# Task directions
Across the records, find how many lines include the string "content" and answer with only the figure.

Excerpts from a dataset
● ● ●

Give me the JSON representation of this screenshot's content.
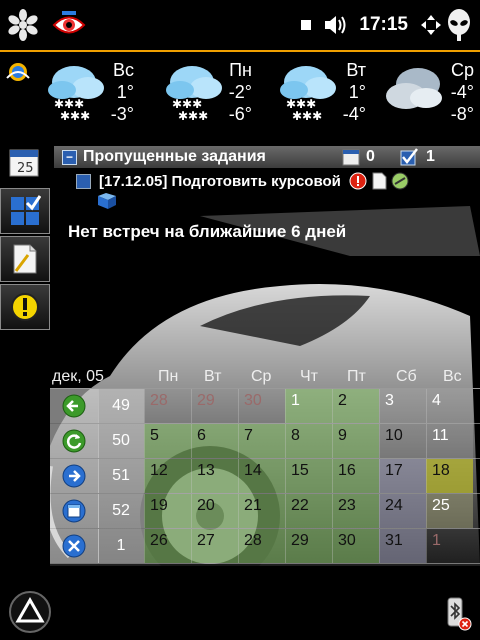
{
  "status": {
    "time": "17:15"
  },
  "weather": {
    "days": [
      {
        "name": "Вс",
        "hi": "1°",
        "lo": "-3°",
        "icon": "snow-cloud-icon"
      },
      {
        "name": "Пн",
        "hi": "-2°",
        "lo": "-6°",
        "icon": "snow-cloud-icon"
      },
      {
        "name": "Вт",
        "hi": "1°",
        "lo": "-4°",
        "icon": "snow-cloud-icon"
      },
      {
        "name": "Ср",
        "hi": "-4°",
        "lo": "-8°",
        "icon": "cloudy-icon"
      }
    ]
  },
  "tasks": {
    "header": "Пропущенные задания",
    "calendar_count": "0",
    "task_count": "1",
    "item": "[17.12.05] Подготовить курсовой",
    "no_meetings": "Нет встреч на ближайшие 6 дней",
    "calendar_icon_day": "25"
  },
  "calendar": {
    "month_label": "дек, 05",
    "weekdays": [
      "Пн",
      "Вт",
      "Ср",
      "Чт",
      "Пт",
      "Сб",
      "Вс"
    ],
    "weeks": [
      {
        "week": "49",
        "days": [
          "28",
          "29",
          "30",
          "1",
          "2",
          "3",
          "4"
        ]
      },
      {
        "week": "50",
        "days": [
          "5",
          "6",
          "7",
          "8",
          "9",
          "10",
          "11"
        ]
      },
      {
        "week": "51",
        "days": [
          "12",
          "13",
          "14",
          "15",
          "16",
          "17",
          "18"
        ]
      },
      {
        "week": "52",
        "days": [
          "19",
          "20",
          "21",
          "22",
          "23",
          "24",
          "25"
        ]
      },
      {
        "week": "1",
        "days": [
          "26",
          "27",
          "28",
          "29",
          "30",
          "31",
          "1"
        ]
      }
    ]
  },
  "colors": {
    "accent": "#f0a000",
    "weekday_cell": "#8cc86e",
    "today_cell": "#c8c828",
    "task_checkbox": "#2b5fb0"
  }
}
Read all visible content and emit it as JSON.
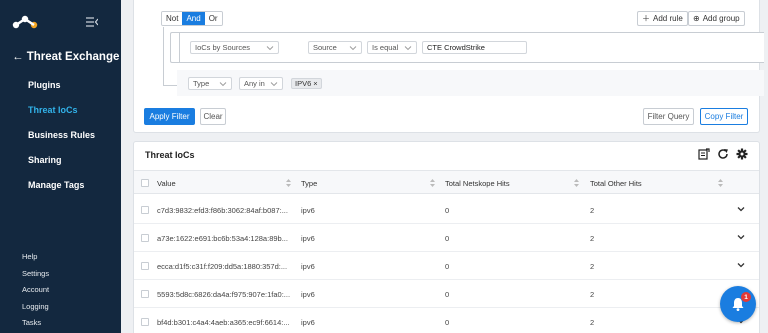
{
  "sidebar": {
    "section_title": "Threat Exchange",
    "nav_items": [
      {
        "label": "Plugins"
      },
      {
        "label": "Threat IoCs"
      },
      {
        "label": "Business Rules"
      },
      {
        "label": "Sharing"
      },
      {
        "label": "Manage Tags"
      }
    ],
    "bottom_links": [
      {
        "label": "Help"
      },
      {
        "label": "Settings"
      },
      {
        "label": "Account"
      },
      {
        "label": "Logging"
      },
      {
        "label": "Tasks"
      }
    ]
  },
  "filter": {
    "logic": {
      "not": "Not",
      "and": "And",
      "or": "Or",
      "selected": "And"
    },
    "add_rule": "Add rule",
    "add_group": "Add group",
    "rule1": {
      "group_field": "IoCs by Sources",
      "field": "Source",
      "operator": "Is equal",
      "value": "CTE CrowdStrike"
    },
    "rule2": {
      "field": "Type",
      "operator": "Any in",
      "tag": "IPV6"
    },
    "apply_filter": "Apply Filter",
    "clear": "Clear",
    "filter_query": "Filter Query",
    "copy_filter": "Copy Filter"
  },
  "table": {
    "title": "Threat IoCs",
    "columns": [
      "Value",
      "Type",
      "Total Netskope Hits",
      "Total Other Hits"
    ],
    "rows": [
      {
        "value": "c7d3:9832:efd3:f86b:3062:84af:b087:...",
        "type": "ipv6",
        "netskope_hits": "0",
        "other_hits": "2"
      },
      {
        "value": "a73e:1622:e691:bc6b:53a4:128a:89b...",
        "type": "ipv6",
        "netskope_hits": "0",
        "other_hits": "2"
      },
      {
        "value": "ecca:d1f5:c31f:f209:dd5a:1880:357d:...",
        "type": "ipv6",
        "netskope_hits": "0",
        "other_hits": "2"
      },
      {
        "value": "5593:5d8c:6826:da4a:f975:907e:1fa0:...",
        "type": "ipv6",
        "netskope_hits": "0",
        "other_hits": "2"
      },
      {
        "value": "bf4d:b301:c4a4:4aeb:a365:ec9f:6614:...",
        "type": "ipv6",
        "netskope_hits": "0",
        "other_hits": "2"
      }
    ]
  },
  "notification": {
    "badge": "1"
  },
  "colors": {
    "sidebar_bg": "#13283f",
    "accent": "#1a7de0",
    "active_nav": "#32b3ea",
    "badge": "#e53935"
  }
}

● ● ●

# Task answer
2